If you’re looking to create a lively atmosphere, choose a cool white with a hint of orange or gold. If you want to evoke a relaxing ambience, then add a little bit of calm green, such as sage, into your white.
Calm greens and blues are perfect for encouraging a good night’s sleep. If this is your priority, choose a white with a hint of teal or moss.
But for a revitalising lift to get you out of bed in the morning, pick a white with a touch of gold, such as light caramel.
To make the most of a small space, it’s best to choose a cool white such as pearl or almond.
Or for an understated, contemporary look, pick one with a touch of green or blue, such as cool duck egg blue.
Most Popular White Paint for Walls in Singapore
In Singapore, the most popular Dulux white wall paint for homes is actually an off-white shade – the Dulux Wentworth White 90YY 83/036.
If you are getting Nippon paints instead, you’re best getting a white paint from the washable Nippon Vinilex and Odourless Premium All-in-1 ranges.

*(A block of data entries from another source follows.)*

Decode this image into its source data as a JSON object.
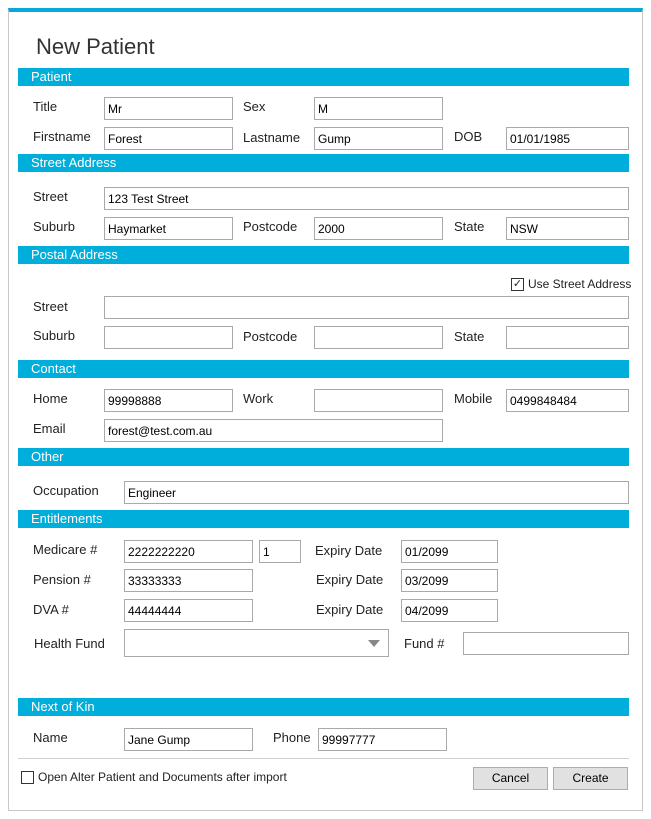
{
  "window": {
    "title": "New Patient"
  },
  "sections": {
    "patient": "Patient",
    "street_address": "Street Address",
    "postal_address": "Postal Address",
    "contact": "Contact",
    "other": "Other",
    "entitlements": "Entitlements",
    "next_of_kin": "Next of Kin"
  },
  "patient": {
    "title_label": "Title",
    "title_value": "Mr",
    "sex_label": "Sex",
    "sex_value": "M",
    "firstname_label": "Firstname",
    "firstname_value": "Forest",
    "lastname_label": "Lastname",
    "lastname_value": "Gump",
    "dob_label": "DOB",
    "dob_value": "01/01/1985"
  },
  "street_address": {
    "street_label": "Street",
    "street_value": "123 Test Street",
    "suburb_label": "Suburb",
    "suburb_value": "Haymarket",
    "postcode_label": "Postcode",
    "postcode_value": "2000",
    "state_label": "State",
    "state_value": "NSW"
  },
  "postal_address": {
    "use_street_label": "Use Street Address",
    "use_street_checked": true,
    "street_label": "Street",
    "street_value": "",
    "suburb_label": "Suburb",
    "suburb_value": "",
    "postcode_label": "Postcode",
    "postcode_value": "",
    "state_label": "State",
    "state_value": ""
  },
  "contact": {
    "home_label": "Home",
    "home_value": "99998888",
    "work_label": "Work",
    "work_value": "",
    "mobile_label": "Mobile",
    "mobile_value": "0499848484",
    "email_label": "Email",
    "email_value": "forest@test.com.au"
  },
  "other": {
    "occupation_label": "Occupation",
    "occupation_value": "Engineer"
  },
  "entitlements": {
    "medicare_label": "Medicare #",
    "medicare_value": "2222222220",
    "medicare_irn": "1",
    "medicare_expiry_label": "Expiry Date",
    "medicare_expiry_value": "01/2099",
    "pension_label": "Pension #",
    "pension_value": "33333333",
    "pension_expiry_label": "Expiry Date",
    "pension_expiry_value": "03/2099",
    "dva_label": "DVA #",
    "dva_value": "44444444",
    "dva_expiry_label": "Expiry Date",
    "dva_expiry_value": "04/2099",
    "health_fund_label": "Health Fund",
    "health_fund_value": "",
    "fund_no_label": "Fund #",
    "fund_no_value": ""
  },
  "next_of_kin": {
    "name_label": "Name",
    "name_value": "Jane Gump",
    "phone_label": "Phone",
    "phone_value": "99997777"
  },
  "footer": {
    "open_after_import_label": "Open Alter Patient and Documents after import",
    "open_after_import_checked": false,
    "cancel_label": "Cancel",
    "create_label": "Create"
  },
  "colors": {
    "accent": "#00aedb",
    "top_border": "#0aa8d8"
  },
  "icons": {
    "use_street_checkbox": "checkmark-icon",
    "health_fund_dropdown": "chevron-down-icon"
  }
}
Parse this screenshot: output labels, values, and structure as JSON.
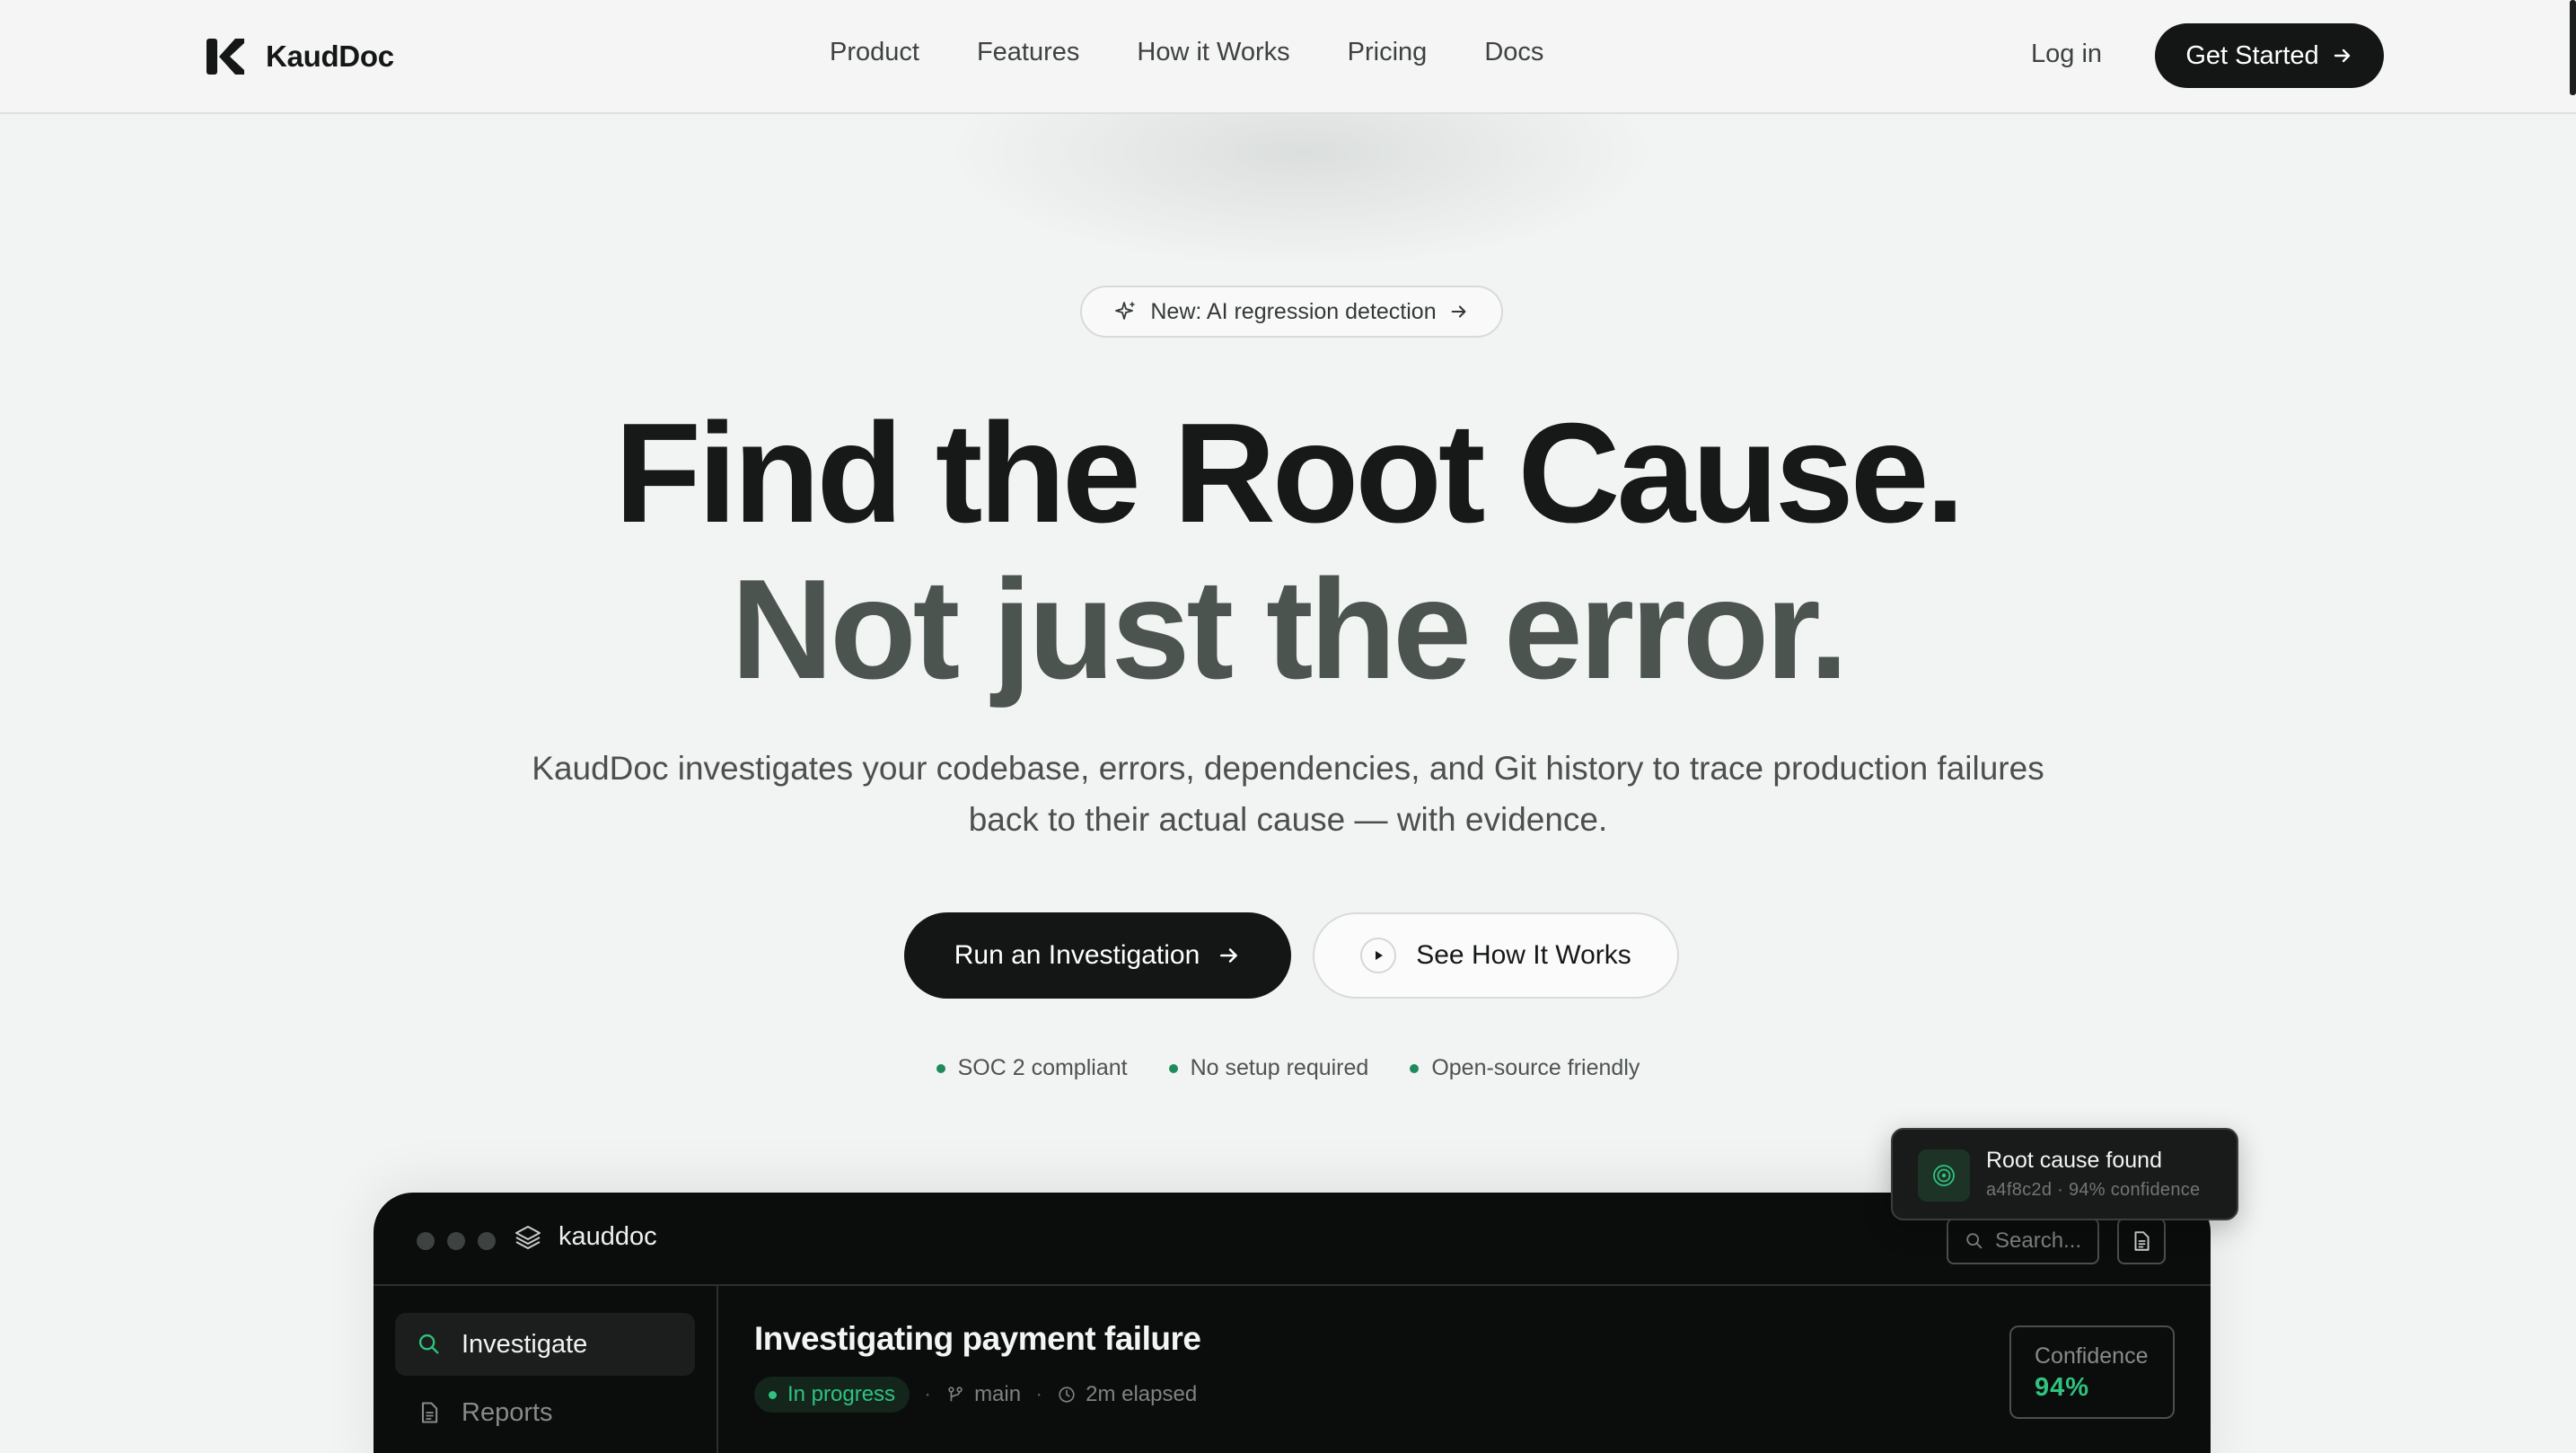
{
  "brand": {
    "name": "KaudDoc"
  },
  "nav": {
    "links": [
      "Product",
      "Features",
      "How it Works",
      "Pricing",
      "Docs"
    ],
    "login": "Log in",
    "cta": "Get Started"
  },
  "badge": {
    "text": "New: AI regression detection"
  },
  "hero": {
    "title_line1": "Find the Root Cause.",
    "title_line2": "Not just the error.",
    "subtitle_line1": "KaudDoc investigates your codebase, errors, dependencies, and Git history to trace production failures",
    "subtitle_line2": "back to their actual cause — with evidence.",
    "primary_button": "Run an Investigation",
    "secondary_button": "See How It Works",
    "trust": [
      "SOC 2 compliant",
      "No setup required",
      "Open-source friendly"
    ]
  },
  "app": {
    "brand": "kauddoc",
    "search_placeholder": "Search...",
    "sidebar": [
      "Investigate",
      "Reports"
    ],
    "investigation": {
      "title": "Investigating payment failure",
      "status": "In progress",
      "branch": "main",
      "elapsed": "2m elapsed",
      "confidence_label": "Confidence",
      "confidence_value": "94%"
    }
  },
  "toast": {
    "title": "Root cause found",
    "subtitle": "a4f8c2d · 94% confidence"
  },
  "colors": {
    "background": "#f2f4f3",
    "dark": "#131614",
    "accent_green": "#2fc37f",
    "trust_dot": "#1f8a5b"
  },
  "icons": [
    "k-logo-icon",
    "arrow-right-icon",
    "sparkle-icon",
    "play-icon",
    "layers-icon",
    "search-icon",
    "document-icon",
    "branch-icon",
    "clock-icon",
    "target-icon"
  ]
}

Difference between White vs Off-White Paint
Generally, pure white paints can appear to be very bright and cool (sometimes blue) to the naked eye. Off-white paints refer to all the other white paints that are not pure whites, and they tend to be softer on the naked eye, and may look like the regular “white” that you expected in your head.

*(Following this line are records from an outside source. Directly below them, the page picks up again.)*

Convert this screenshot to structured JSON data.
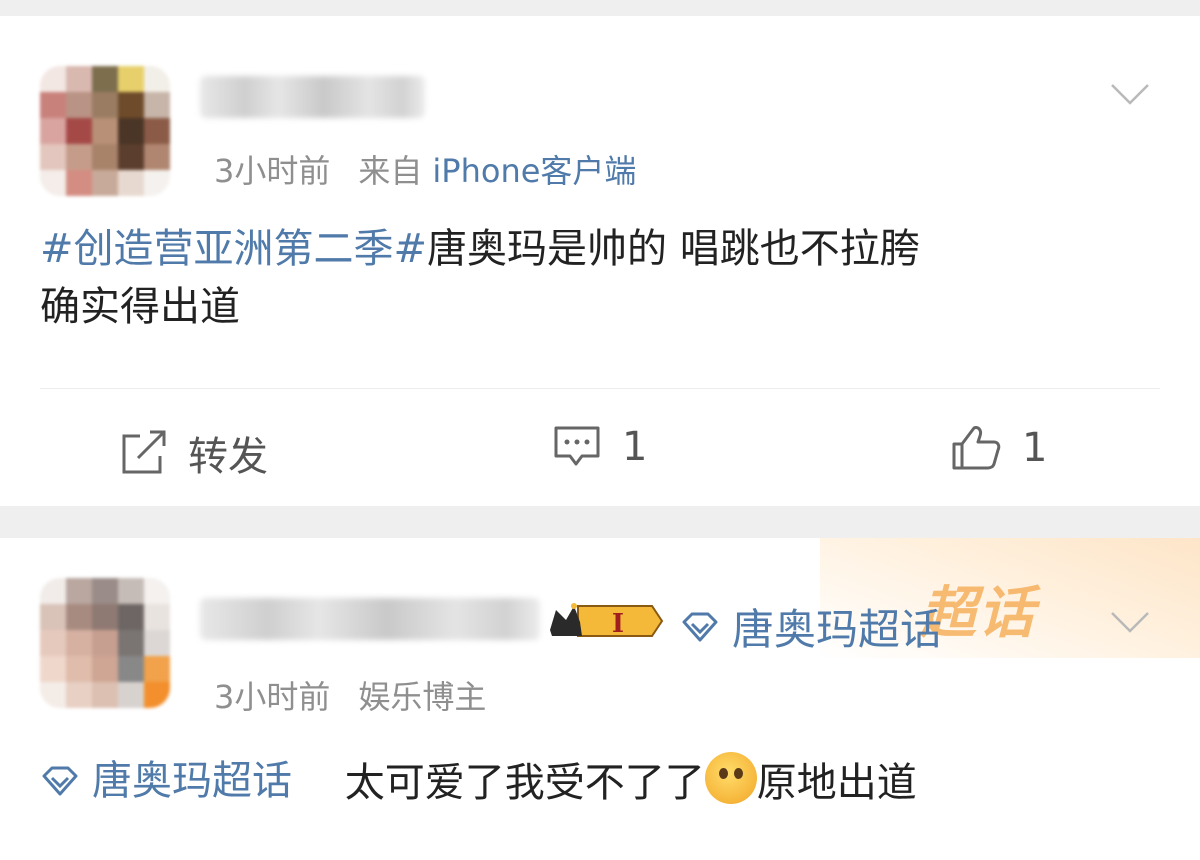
{
  "posts": [
    {
      "time": "3小时前",
      "source_prefix": "来自",
      "source_client": "iPhone客户端",
      "text_topic": "#创造营亚洲第二季#",
      "text_body": "唐奥玛是帅的 唱跳也不拉胯",
      "text_line2": "确实得出道",
      "actions": {
        "repost_label": "转发",
        "comment_count": "1",
        "like_count": "1"
      }
    },
    {
      "time": "3小时前",
      "role": "娱乐博主",
      "badge_level": "I",
      "super_topic": "唐奥玛超话",
      "watermark": "超话",
      "text_topic": "唐奥玛超话",
      "text_body": "太可爱了我受不了了",
      "text_tail": "原地出道"
    }
  ],
  "icons": [
    "chevron-down-icon",
    "repost-icon",
    "comment-icon",
    "like-icon",
    "supertopic-diamond-icon",
    "crown-badge-icon",
    "pleading-emoji-icon"
  ],
  "colors": {
    "link_blue": "#4f7aa9",
    "meta_gray": "#8f8f8f",
    "badge_gold": "#f5b93a",
    "banner_orange": "#f6b05d"
  }
}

Off-white paints may be more suitable for homes, living rooms etc. living spaces where you’d expect the overall renovation and furniture set up to give you a cosy and homely feeling.
Off-white wall paint names may sound like:
- Stowe White
- Berkshire White
Will I Regret Painting My House White?
Yes, and no, Home & Decor’s editor shares.
“Maintaining pristine whiteness is stressful. So I decide not to take it so seriously.
Full disclosure: I dislike the colour white. Can we even call white a colour? Some said yes, because whitelight comprises all hues in the visible colour spectrum. Others say it’s a shade, not colour. Personally, for me, it is a non-colour.
White reminds of school uniforms and how easily they get dirty. White reminds me of homogenous floor tiles that make you think you are getting bald for the sheer number of hair strands that are starkly visible against their whiteness.
White, for me, is stressful.
Are White Houses Hard to Keep Clean?
Yes, it demands constant maintenance, and I have neither the patience nor the resources to adequately maintain it. White makes me feel like an underachiever.
But, after living in my own place for more than a decade, I have come to accept the inevitability of white. That white is like the rice that makes the flavours of all the colours in the material palette sing.
Why? Well, you can’t have a wardrobe consisting only of statement pieces; you also need basic, solid coloured pieces to let each statement piece pop.
Even one of the tenets of maximalist design is to leave some room upon which the eye can rest. And a solid white surface is a necessary visual break in the feast of colours, patterns and textures.
And not only have I come to accept the inevitability of white, but I have also mastered the art of choosing the right shade of white.
How to Choose the Right Shade of White for Your House?
The key criteria? Low maintainability and room for patina and imperfection.
White is synonymous with stark minimalism, purity and hygiene, but today the word cloud association has expanded to include tranquillity, and wellness – which means: don’t stress, don’t take white too seriously.
Thanks to a slew of next-generation materials, today’s palette of whites also includes light neutral shades like blonde wood, pale sandstone, veined engineered stone, or tinted solid off-whites that blend seamlessly with wabi-sabi and rustic aesthetics.
These softer shades of white-adjacents are allowed to change and gain patina with time while still providing that breathing room in any design.”
Part of article first appeared on Singapore Women’s Weekly.